-1 "No." On issues where consensus is required, this vote counts
as a veto. All vetos must contain an explanation of why the
veto is appropriate. Vetos with no explanation are void. No
veto can be overruled. If you disagree with the veto, you
should lobby the person who cast the veto. Voters intending
to veto an action item should make their opinions known to
the group immediately so that the problem can be remedied as
early as possible.
Programs you will need to build a monit package
* GNU make
* pod2html and pod2man
* flex
* yacc or bison (bison is recommended)
* Perl
* GNU tar and GNU gzip
* autoconf (v. >= 2.53)
* automake (v. >= 1.5)
* doxygen (v. >= 1.2.15)
Setting up the developing environment
1. Run to create and run configure, or alternatively do:
Pass any configure arguments on the command line of if
you are running
2. You will now have a Makefile for building the program. The
Makefile will handle any additional source files you add to the
project and will link everything to monit.
3. The man file for the project is monit.pod and a monit.1 man
file is created by using perl-pod and pod2man.
4. To build a new release run the make_dist script. This will
create a monit-{release-number}.tar.gz file in the current
SVN standards
* ONLY check in files that will compile without any warnings.

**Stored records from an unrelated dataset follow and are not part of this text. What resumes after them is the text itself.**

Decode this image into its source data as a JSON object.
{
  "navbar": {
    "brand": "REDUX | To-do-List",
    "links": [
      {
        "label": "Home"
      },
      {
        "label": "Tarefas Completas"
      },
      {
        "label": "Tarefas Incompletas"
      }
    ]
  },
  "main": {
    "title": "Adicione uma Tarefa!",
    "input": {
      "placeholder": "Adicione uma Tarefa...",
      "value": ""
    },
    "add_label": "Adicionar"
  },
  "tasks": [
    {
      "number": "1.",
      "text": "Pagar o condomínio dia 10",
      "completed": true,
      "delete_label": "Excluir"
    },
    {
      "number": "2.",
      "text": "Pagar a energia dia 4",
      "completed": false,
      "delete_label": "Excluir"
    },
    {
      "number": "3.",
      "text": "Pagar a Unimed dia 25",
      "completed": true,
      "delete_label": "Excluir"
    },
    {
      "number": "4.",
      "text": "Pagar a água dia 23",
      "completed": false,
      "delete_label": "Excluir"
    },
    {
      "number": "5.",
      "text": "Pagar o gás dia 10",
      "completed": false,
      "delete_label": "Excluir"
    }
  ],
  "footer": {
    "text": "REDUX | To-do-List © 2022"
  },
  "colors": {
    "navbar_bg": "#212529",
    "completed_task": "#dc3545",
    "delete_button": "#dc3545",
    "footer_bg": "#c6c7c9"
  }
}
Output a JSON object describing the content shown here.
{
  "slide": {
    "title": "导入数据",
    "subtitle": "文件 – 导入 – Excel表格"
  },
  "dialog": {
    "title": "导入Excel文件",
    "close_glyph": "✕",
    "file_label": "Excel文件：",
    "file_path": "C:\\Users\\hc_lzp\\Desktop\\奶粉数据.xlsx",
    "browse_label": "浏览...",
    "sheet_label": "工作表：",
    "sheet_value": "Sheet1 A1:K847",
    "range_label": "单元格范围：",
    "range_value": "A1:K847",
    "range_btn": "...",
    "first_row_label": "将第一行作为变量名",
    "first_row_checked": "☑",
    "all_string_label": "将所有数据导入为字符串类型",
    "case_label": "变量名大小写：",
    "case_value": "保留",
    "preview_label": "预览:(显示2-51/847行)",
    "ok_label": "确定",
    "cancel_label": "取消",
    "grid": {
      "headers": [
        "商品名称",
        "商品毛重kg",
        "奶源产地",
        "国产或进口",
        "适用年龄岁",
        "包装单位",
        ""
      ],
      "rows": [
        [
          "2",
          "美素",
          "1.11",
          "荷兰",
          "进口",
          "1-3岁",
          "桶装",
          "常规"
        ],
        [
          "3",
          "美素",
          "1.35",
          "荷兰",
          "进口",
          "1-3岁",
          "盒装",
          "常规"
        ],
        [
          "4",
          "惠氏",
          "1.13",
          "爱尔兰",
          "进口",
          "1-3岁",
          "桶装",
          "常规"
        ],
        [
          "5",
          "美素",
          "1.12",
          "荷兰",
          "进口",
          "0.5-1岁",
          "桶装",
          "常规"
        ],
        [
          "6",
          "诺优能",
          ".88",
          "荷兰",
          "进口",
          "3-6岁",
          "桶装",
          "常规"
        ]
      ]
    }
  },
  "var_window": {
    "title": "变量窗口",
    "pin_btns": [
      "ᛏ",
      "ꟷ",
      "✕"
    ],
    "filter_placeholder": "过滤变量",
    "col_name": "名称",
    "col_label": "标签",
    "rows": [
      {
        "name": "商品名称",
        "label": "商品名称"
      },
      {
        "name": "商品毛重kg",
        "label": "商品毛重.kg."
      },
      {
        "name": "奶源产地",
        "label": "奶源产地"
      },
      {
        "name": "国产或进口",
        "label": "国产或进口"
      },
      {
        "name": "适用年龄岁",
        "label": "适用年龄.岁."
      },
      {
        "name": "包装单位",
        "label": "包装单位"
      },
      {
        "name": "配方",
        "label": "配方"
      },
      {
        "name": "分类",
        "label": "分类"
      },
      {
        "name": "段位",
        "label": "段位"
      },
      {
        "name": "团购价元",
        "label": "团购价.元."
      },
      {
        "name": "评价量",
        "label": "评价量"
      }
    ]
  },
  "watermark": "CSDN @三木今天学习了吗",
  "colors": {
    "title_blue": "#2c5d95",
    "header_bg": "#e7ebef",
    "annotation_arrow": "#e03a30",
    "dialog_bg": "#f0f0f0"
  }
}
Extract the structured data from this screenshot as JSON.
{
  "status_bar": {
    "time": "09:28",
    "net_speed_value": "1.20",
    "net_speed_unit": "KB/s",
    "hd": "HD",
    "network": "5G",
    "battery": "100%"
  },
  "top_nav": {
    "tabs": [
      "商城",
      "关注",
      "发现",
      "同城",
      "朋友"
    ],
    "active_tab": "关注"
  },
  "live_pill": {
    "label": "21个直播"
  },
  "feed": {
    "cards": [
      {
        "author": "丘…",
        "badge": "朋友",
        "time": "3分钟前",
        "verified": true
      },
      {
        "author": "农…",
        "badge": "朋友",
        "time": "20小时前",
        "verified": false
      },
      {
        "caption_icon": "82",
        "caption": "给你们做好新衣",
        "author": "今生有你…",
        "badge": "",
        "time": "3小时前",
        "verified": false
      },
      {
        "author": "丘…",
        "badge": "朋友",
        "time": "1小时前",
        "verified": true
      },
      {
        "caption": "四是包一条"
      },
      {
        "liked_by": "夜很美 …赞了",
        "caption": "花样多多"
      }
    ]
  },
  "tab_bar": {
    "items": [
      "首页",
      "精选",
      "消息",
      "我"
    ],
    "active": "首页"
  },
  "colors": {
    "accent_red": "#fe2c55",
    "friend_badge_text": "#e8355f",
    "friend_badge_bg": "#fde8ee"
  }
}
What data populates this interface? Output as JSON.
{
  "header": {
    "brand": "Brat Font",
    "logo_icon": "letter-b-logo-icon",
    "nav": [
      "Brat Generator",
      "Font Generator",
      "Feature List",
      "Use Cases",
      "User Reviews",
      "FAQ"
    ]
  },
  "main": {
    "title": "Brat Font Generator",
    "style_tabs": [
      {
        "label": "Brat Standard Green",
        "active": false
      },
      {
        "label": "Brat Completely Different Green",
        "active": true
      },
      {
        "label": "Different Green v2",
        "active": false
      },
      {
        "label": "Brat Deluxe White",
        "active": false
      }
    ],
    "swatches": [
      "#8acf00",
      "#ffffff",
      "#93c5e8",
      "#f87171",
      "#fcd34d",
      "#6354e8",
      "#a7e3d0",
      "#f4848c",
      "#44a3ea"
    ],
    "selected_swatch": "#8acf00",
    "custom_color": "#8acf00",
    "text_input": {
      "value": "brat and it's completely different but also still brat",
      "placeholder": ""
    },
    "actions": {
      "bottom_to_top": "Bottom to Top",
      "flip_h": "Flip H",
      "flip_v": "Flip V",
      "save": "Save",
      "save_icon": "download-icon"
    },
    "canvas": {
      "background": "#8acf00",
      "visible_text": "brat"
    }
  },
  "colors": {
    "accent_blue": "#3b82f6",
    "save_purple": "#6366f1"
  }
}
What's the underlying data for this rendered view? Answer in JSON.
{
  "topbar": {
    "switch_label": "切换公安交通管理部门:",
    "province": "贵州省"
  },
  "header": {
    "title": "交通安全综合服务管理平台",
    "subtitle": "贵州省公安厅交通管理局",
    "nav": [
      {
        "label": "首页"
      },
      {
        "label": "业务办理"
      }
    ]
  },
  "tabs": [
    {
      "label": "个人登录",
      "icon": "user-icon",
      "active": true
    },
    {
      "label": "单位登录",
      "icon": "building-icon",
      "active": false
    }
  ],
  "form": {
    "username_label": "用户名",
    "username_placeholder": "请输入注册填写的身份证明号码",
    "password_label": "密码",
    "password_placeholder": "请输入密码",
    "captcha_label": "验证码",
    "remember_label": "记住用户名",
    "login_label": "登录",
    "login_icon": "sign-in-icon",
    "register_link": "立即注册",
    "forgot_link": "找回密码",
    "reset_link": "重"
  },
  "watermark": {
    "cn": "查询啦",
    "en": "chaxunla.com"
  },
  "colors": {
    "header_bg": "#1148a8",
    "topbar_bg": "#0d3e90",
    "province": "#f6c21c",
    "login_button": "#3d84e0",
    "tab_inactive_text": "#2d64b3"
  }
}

(Change the CFLAGS macro in the Makefile to include -Wall;
CFLAGS = -Wall .. to compile with all warnings turned on)
* Regularly do a 'svn update' to keep your local copy in sync
with the master repository.
* To check out trunk (development):
svn checkout monit
* To check out the complete source code repository:
svn checkout monit
For Project Managers:
* Every file in the project *must* be tagged with a release tag
matching the version number in before a new release
is released. We use the following release tag standard:
release-x-y-z e.g. release-5-0-3
* The release numbers explained:
x is for major feature releases
y is for minor feature releases
z is for bug fix releases
* To tag a new release in svn:
svn checkout svn
cd svn
svn copy trunk tags/release-x-y-z
svn ci
* Only the project manager should create and tag a new